→ **Work to be completed**:
Check every line of the records below for the string "title" and copy the ones that have it.

→ **Available records**:
+++++

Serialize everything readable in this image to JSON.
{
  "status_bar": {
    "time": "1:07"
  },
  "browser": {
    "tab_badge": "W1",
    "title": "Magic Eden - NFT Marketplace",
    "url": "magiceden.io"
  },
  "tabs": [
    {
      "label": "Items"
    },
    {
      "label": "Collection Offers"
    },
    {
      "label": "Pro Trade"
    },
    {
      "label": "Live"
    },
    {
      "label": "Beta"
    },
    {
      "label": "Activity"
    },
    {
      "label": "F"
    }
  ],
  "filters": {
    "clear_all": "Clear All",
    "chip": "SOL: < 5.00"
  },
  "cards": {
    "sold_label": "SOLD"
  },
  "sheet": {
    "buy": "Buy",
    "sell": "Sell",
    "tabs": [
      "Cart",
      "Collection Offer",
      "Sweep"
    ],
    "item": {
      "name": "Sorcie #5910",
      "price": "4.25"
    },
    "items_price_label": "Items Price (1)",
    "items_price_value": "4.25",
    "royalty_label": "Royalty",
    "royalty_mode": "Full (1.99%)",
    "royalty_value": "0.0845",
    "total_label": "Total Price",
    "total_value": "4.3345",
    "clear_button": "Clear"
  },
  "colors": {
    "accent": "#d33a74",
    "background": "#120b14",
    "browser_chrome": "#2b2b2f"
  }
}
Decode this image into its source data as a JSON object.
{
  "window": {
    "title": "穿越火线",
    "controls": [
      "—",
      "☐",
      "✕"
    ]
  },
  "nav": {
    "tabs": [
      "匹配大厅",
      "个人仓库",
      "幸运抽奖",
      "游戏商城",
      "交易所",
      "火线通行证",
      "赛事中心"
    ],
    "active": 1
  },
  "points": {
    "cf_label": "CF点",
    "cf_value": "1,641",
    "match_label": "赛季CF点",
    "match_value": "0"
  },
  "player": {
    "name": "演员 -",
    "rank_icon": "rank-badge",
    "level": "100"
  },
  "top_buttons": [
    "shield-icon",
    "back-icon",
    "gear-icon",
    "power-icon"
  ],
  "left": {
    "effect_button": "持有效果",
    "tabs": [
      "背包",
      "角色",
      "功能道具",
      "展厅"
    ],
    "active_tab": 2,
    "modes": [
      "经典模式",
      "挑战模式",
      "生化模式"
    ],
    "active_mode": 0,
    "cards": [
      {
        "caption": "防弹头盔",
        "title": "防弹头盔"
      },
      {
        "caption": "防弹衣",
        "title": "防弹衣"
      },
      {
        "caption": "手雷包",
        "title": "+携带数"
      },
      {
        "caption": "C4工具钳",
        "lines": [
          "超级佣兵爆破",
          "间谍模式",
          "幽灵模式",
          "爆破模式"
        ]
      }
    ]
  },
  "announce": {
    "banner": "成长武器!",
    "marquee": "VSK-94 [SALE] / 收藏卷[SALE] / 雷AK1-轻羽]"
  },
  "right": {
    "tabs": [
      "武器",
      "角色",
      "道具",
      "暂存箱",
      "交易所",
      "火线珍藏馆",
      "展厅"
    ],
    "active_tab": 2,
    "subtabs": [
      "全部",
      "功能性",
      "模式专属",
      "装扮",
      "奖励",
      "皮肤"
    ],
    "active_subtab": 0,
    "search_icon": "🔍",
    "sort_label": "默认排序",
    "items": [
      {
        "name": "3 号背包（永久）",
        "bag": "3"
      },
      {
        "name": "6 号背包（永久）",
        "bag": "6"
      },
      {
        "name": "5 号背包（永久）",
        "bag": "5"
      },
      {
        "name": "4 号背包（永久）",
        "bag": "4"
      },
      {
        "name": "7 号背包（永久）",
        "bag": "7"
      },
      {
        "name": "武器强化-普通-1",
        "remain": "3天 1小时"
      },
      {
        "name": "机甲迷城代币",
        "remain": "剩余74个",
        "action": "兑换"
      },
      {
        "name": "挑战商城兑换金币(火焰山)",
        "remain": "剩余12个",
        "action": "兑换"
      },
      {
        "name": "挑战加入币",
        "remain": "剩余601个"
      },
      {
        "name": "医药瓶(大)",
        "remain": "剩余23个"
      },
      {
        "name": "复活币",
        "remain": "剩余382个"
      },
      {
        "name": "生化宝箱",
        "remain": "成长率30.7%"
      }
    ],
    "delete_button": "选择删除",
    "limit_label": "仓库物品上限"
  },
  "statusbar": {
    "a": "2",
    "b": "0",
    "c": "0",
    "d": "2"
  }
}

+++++

→ **Solution**:
    "title": "Magic Eden - NFT Marketplace",
    "title": "穿越火线",
        "title": "防弹头盔"
        "title": "防弹衣"
        "title": "+携带数"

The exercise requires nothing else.